*** SUPPLIED ENTRIES Section Begins ***

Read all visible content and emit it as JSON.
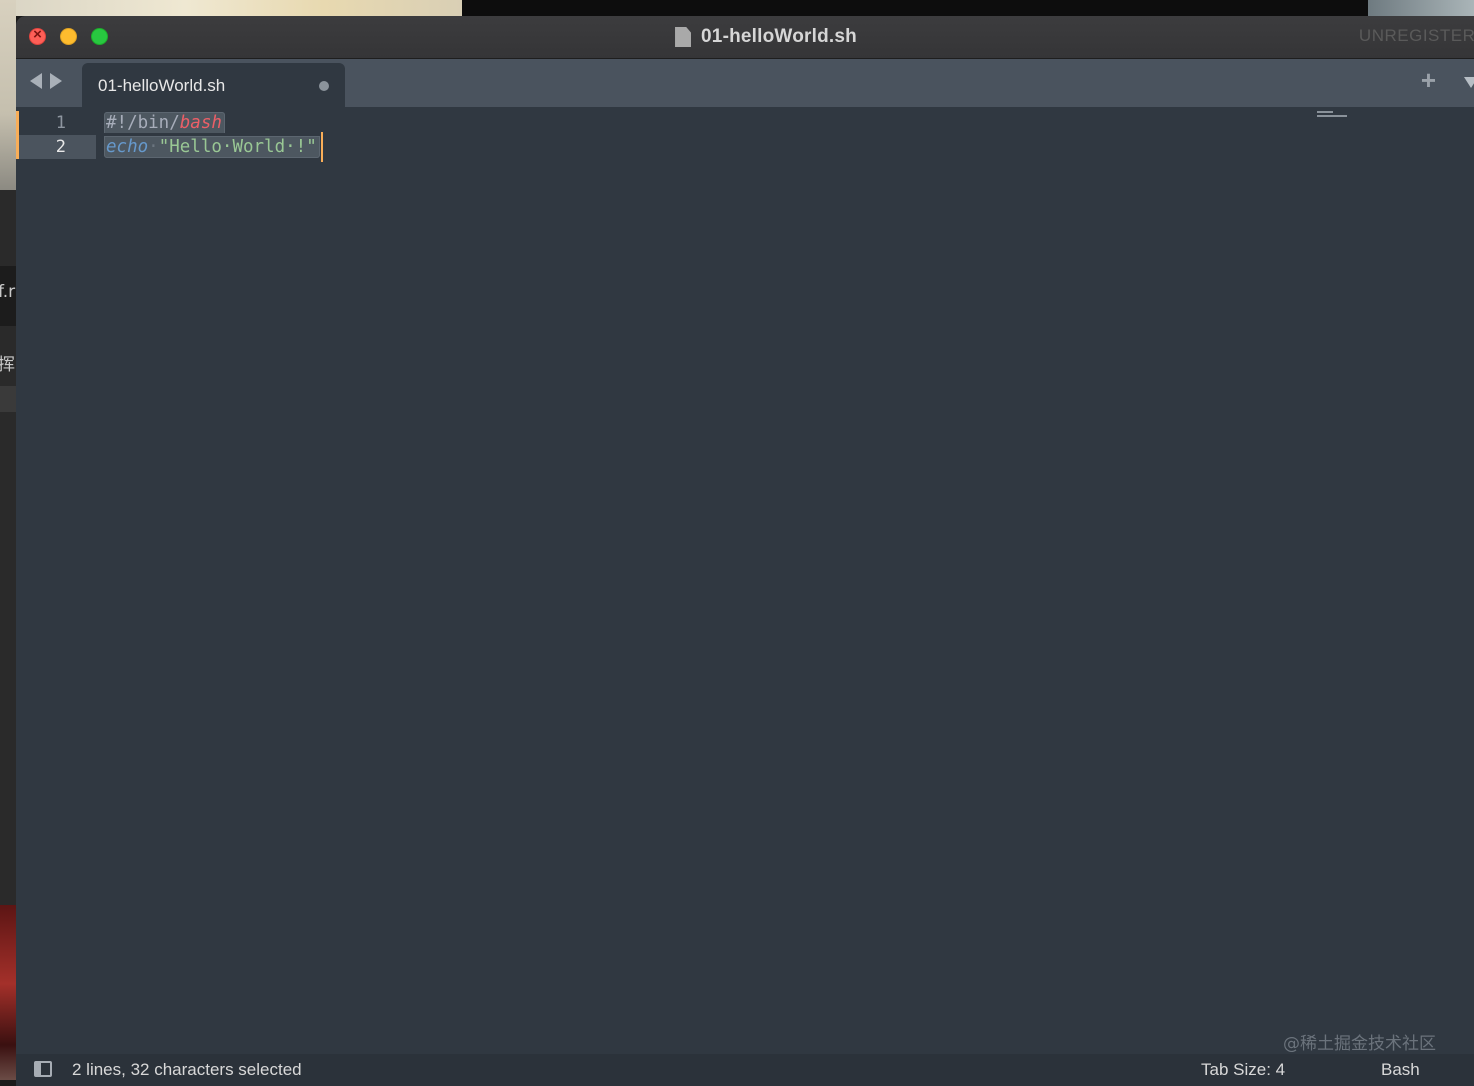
{
  "window": {
    "title": "01-helloWorld.sh",
    "license_notice": "UNREGISTERED"
  },
  "tabs": [
    {
      "label": "01-helloWorld.sh",
      "modified": true
    }
  ],
  "editor": {
    "lines": [
      {
        "number": "1",
        "parts": [
          "#!/bin/",
          "bash"
        ]
      },
      {
        "number": "2",
        "parts": [
          "echo",
          "·",
          "\"Hello·World·!\""
        ]
      }
    ]
  },
  "statusbar": {
    "selection": "2 lines, 32 characters selected",
    "tab_size": "Tab Size: 4",
    "syntax": "Bash"
  },
  "desktop": {
    "fragment_1": "f.r",
    "fragment_2": "挥"
  },
  "watermark": "@稀土掘金技术社区",
  "colors": {
    "editor_bg": "#303841",
    "accent_caret": "#f9ae58",
    "keyword": "#6699cc",
    "string": "#99c794",
    "shebang_interp": "#ec5f67"
  }
}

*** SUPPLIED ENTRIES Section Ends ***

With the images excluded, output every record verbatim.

SOLVED EXERCISE —
Read all visible content and emit it as JSON.
{
  "window": {
    "title": "01-helloWorld.sh",
    "license_notice": "UNREGISTERED"
  },
  "tabs": [
    {
      "label": "01-helloWorld.sh",
      "modified": true
    }
  ],
  "editor": {
    "lines": [
      {
        "number": "1",
        "parts": [
          "#!/bin/",
          "bash"
        ]
      },
      {
        "number": "2",
        "parts": [
          "echo",
          "·",
          "\"Hello·World·!\""
        ]
      }
    ]
  },
  "statusbar": {
    "selection": "2 lines, 32 characters selected",
    "tab_size": "Tab Size: 4",
    "syntax": "Bash"
  },
  "desktop": {
    "fragment_1": "f.r",
    "fragment_2": "挥"
  },
  "watermark": "@稀土掘金技术社区",
  "colors": {
    "editor_bg": "#303841",
    "accent_caret": "#f9ae58",
    "keyword": "#6699cc",
    "string": "#99c794",
    "shebang_interp": "#ec5f67"
  }
}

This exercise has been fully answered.